TWO or three years sounds like a short time to own a multi-billion euro business.
Not if you are a "distressed" asset investor from the United States.
A vulture fund's job is to buy good assets cheaply when the world is either too frightened or too broke to compete.
When things recover you sell – returning lots and lots of cash to your investors.
Having been one of Europe's most distressed markets as recently as 18 months ago, Ireland is now bouncing back. The distressed investors are looking to bounce on to the next crisis elsewhere.

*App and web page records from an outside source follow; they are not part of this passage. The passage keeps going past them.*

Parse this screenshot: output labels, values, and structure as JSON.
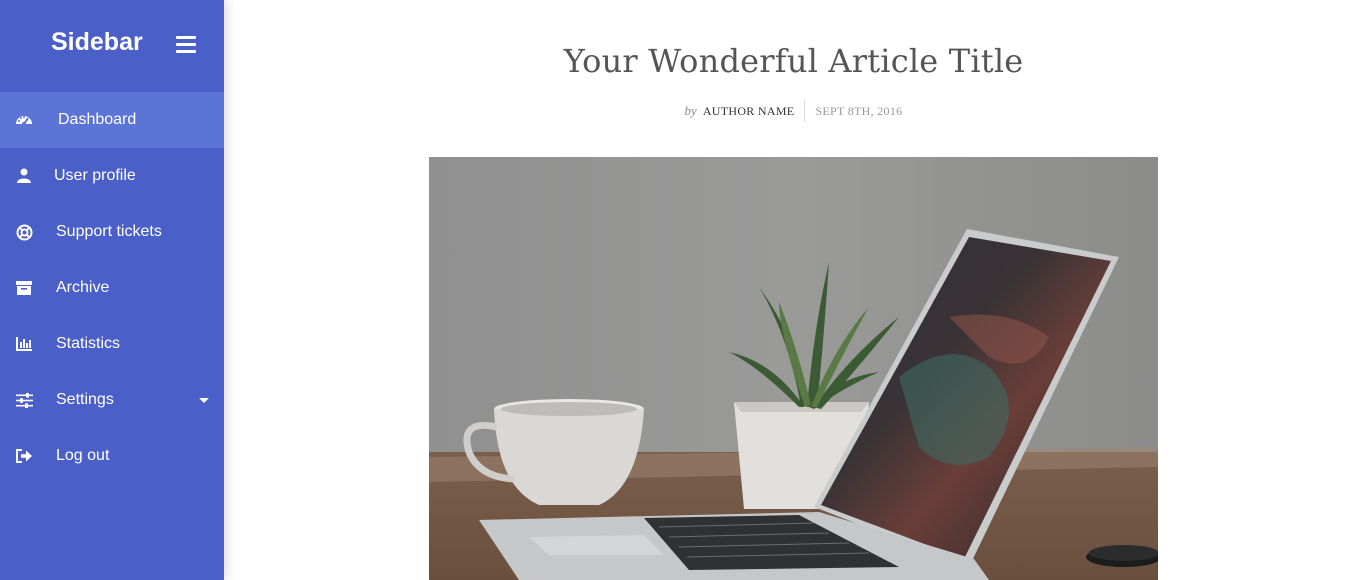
{
  "sidebar": {
    "brand": "Sidebar",
    "items": [
      {
        "label": "Dashboard",
        "icon": "dashboard-icon",
        "active": true
      },
      {
        "label": "User profile",
        "icon": "user-icon"
      },
      {
        "label": "Support tickets",
        "icon": "lifebuoy-icon"
      },
      {
        "label": "Archive",
        "icon": "archive-icon"
      },
      {
        "label": "Statistics",
        "icon": "bar-chart-icon"
      },
      {
        "label": "Settings",
        "icon": "sliders-icon",
        "has_dropdown": true
      },
      {
        "label": "Log out",
        "icon": "logout-icon"
      }
    ]
  },
  "article": {
    "title": "Your Wonderful Article Title",
    "by": "by",
    "author": "AUTHOR NAME",
    "date": "SEPT 8TH, 2016"
  },
  "colors": {
    "sidebar_bg": "#4a5fc7",
    "active_item_bg": "#5b74d6",
    "title_color": "#555555"
  }
}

Like Bank of Ireland shareholder Wilbur Ross, who last month recouped all of the original cash he had invested in Bank of Ireland back in 2011 in a deal that still leaves him owning shares worth twice as much again.
And now it is the turn of Blackstone's Stephen Schwartzman.

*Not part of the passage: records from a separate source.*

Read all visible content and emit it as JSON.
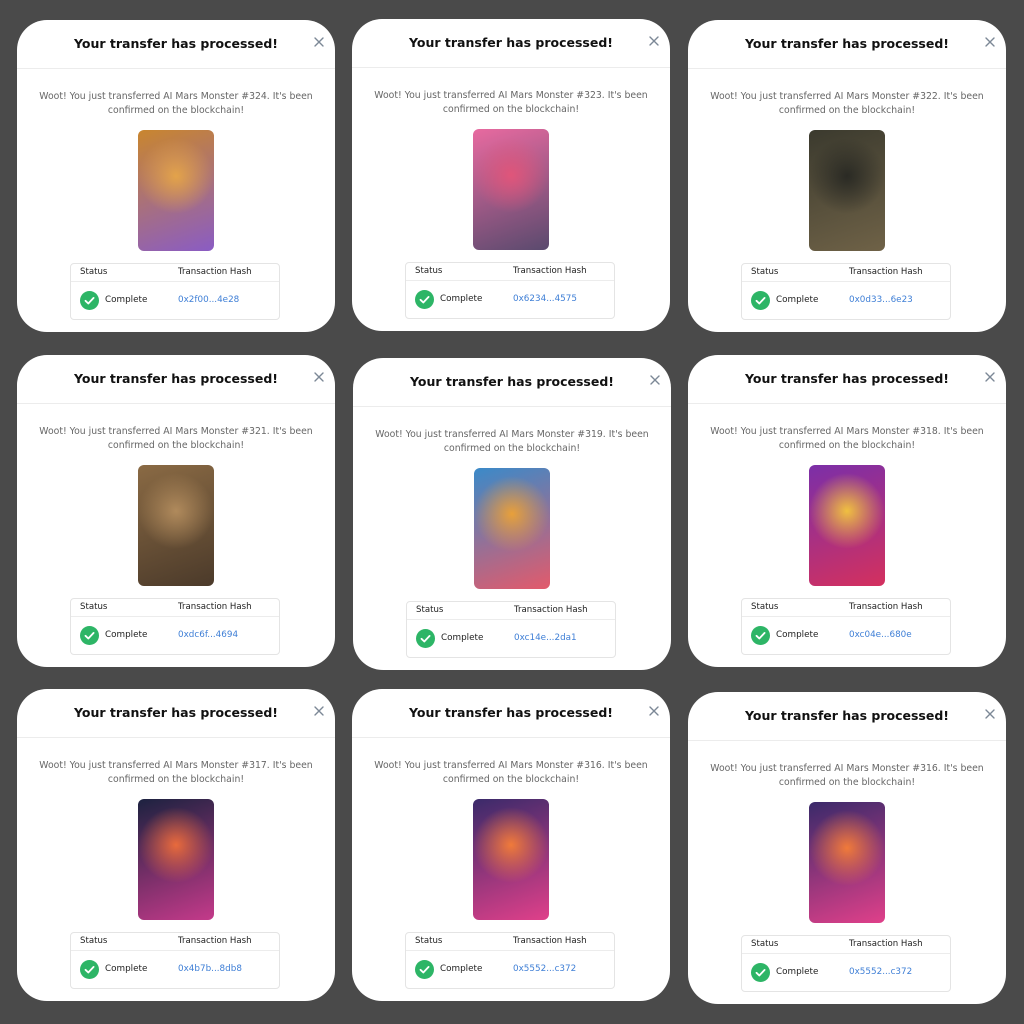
{
  "modals": [
    {
      "title": "Your transfer has processed!",
      "message": "Woot! You just transferred AI Mars Monster #324. It's been confirmed on the blockchain!",
      "status_header": "Status",
      "hash_header": "Transaction Hash",
      "status": "Complete",
      "hash": "0x2f00...4e28",
      "image_colors": [
        "#c9862e",
        "#8a5cc4",
        "#e3a34a"
      ]
    },
    {
      "title": "Your transfer has processed!",
      "message": "Woot! You just transferred AI Mars Monster #323. It's been confirmed on the blockchain!",
      "status_header": "Status",
      "hash_header": "Transaction Hash",
      "status": "Complete",
      "hash": "0x6234...4575",
      "image_colors": [
        "#e86aa0",
        "#5a4a6e",
        "#e0557a"
      ]
    },
    {
      "title": "Your transfer has processed!",
      "message": "Woot! You just transferred AI Mars Monster #322. It's been confirmed on the blockchain!",
      "status_header": "Status",
      "hash_header": "Transaction Hash",
      "status": "Complete",
      "hash": "0x0d33...6e23",
      "image_colors": [
        "#3b3a2e",
        "#6f6247",
        "#2a2a24"
      ]
    },
    {
      "title": "Your transfer has processed!",
      "message": "Woot! You just transferred AI Mars Monster #321. It's been confirmed on the blockchain!",
      "status_header": "Status",
      "hash_header": "Transaction Hash",
      "status": "Complete",
      "hash": "0xdc6f...4694",
      "image_colors": [
        "#8a6a44",
        "#4b3a2a",
        "#b08a5c"
      ]
    },
    {
      "title": "Your transfer has processed!",
      "message": "Woot! You just transferred AI Mars Monster #319. It's been confirmed on the blockchain!",
      "status_header": "Status",
      "hash_header": "Transaction Hash",
      "status": "Complete",
      "hash": "0xc14e...2da1",
      "image_colors": [
        "#3a8ac9",
        "#e35a6b",
        "#e8a03a"
      ]
    },
    {
      "title": "Your transfer has processed!",
      "message": "Woot! You just transferred AI Mars Monster #318. It's been confirmed on the blockchain!",
      "status_header": "Status",
      "hash_header": "Transaction Hash",
      "status": "Complete",
      "hash": "0xc04e...680e",
      "image_colors": [
        "#7b2fa8",
        "#d4305e",
        "#f0c040"
      ]
    },
    {
      "title": "Your transfer has processed!",
      "message": "Woot! You just transferred AI Mars Monster #317. It's been confirmed on the blockchain!",
      "status_header": "Status",
      "hash_header": "Transaction Hash",
      "status": "Complete",
      "hash": "0x4b7b...8db8",
      "image_colors": [
        "#1c2240",
        "#c43a8a",
        "#e86a3c"
      ]
    },
    {
      "title": "Your transfer has processed!",
      "message": "Woot! You just transferred AI Mars Monster #316. It's been confirmed on the blockchain!",
      "status_header": "Status",
      "hash_header": "Transaction Hash",
      "status": "Complete",
      "hash": "0x5552...c372",
      "image_colors": [
        "#3a2a6a",
        "#e0408a",
        "#f07a3a"
      ]
    },
    {
      "title": "Your transfer has processed!",
      "message": "Woot! You just transferred AI Mars Monster #316. It's been confirmed on the blockchain!",
      "status_header": "Status",
      "hash_header": "Transaction Hash",
      "status": "Complete",
      "hash": "0x5552...c372",
      "image_colors": [
        "#3a2a6a",
        "#e0408a",
        "#f07a3a"
      ]
    }
  ],
  "icons": {
    "close": "close-icon",
    "check": "check-icon"
  },
  "colors": {
    "background": "#4a4a4a",
    "success": "#2db566",
    "link": "#3f7fd6"
  }
}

The colourful US billionaire has his eye on a big Irish payday – in his case by selling some or all of Eircom.
Like Wilbur Ross, Blackstone bought into Ireland when it was too hot for most of their rivals.
At the depth of the crash Schwartzman summed up his view on the situation.

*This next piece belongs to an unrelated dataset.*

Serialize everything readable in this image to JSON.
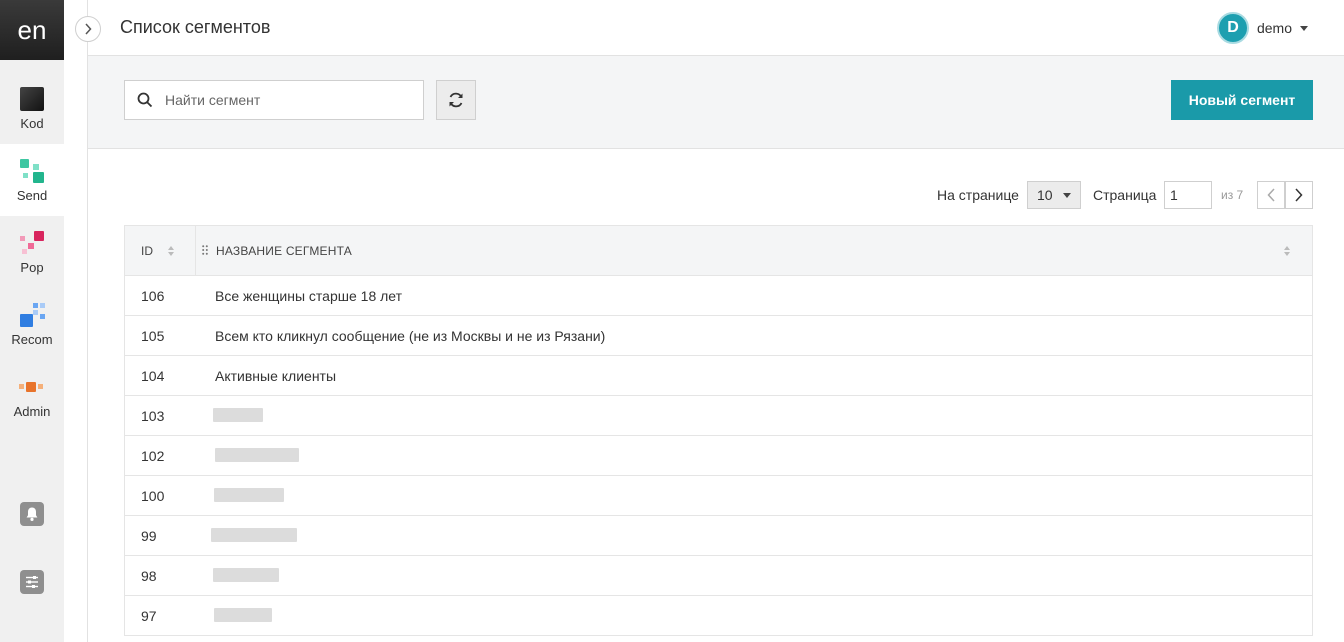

"You want to wait until there's blood in the streets," he said.
Last night Eircom confirmed it's eyeing a possible stock listing – it's already time to move on.
The strange side-effect of the economic recovery here is that we are going to have to watch a parade of investors who came in at the bottom of the crash taking their winnings off the table, as they head off for the next financial calamity.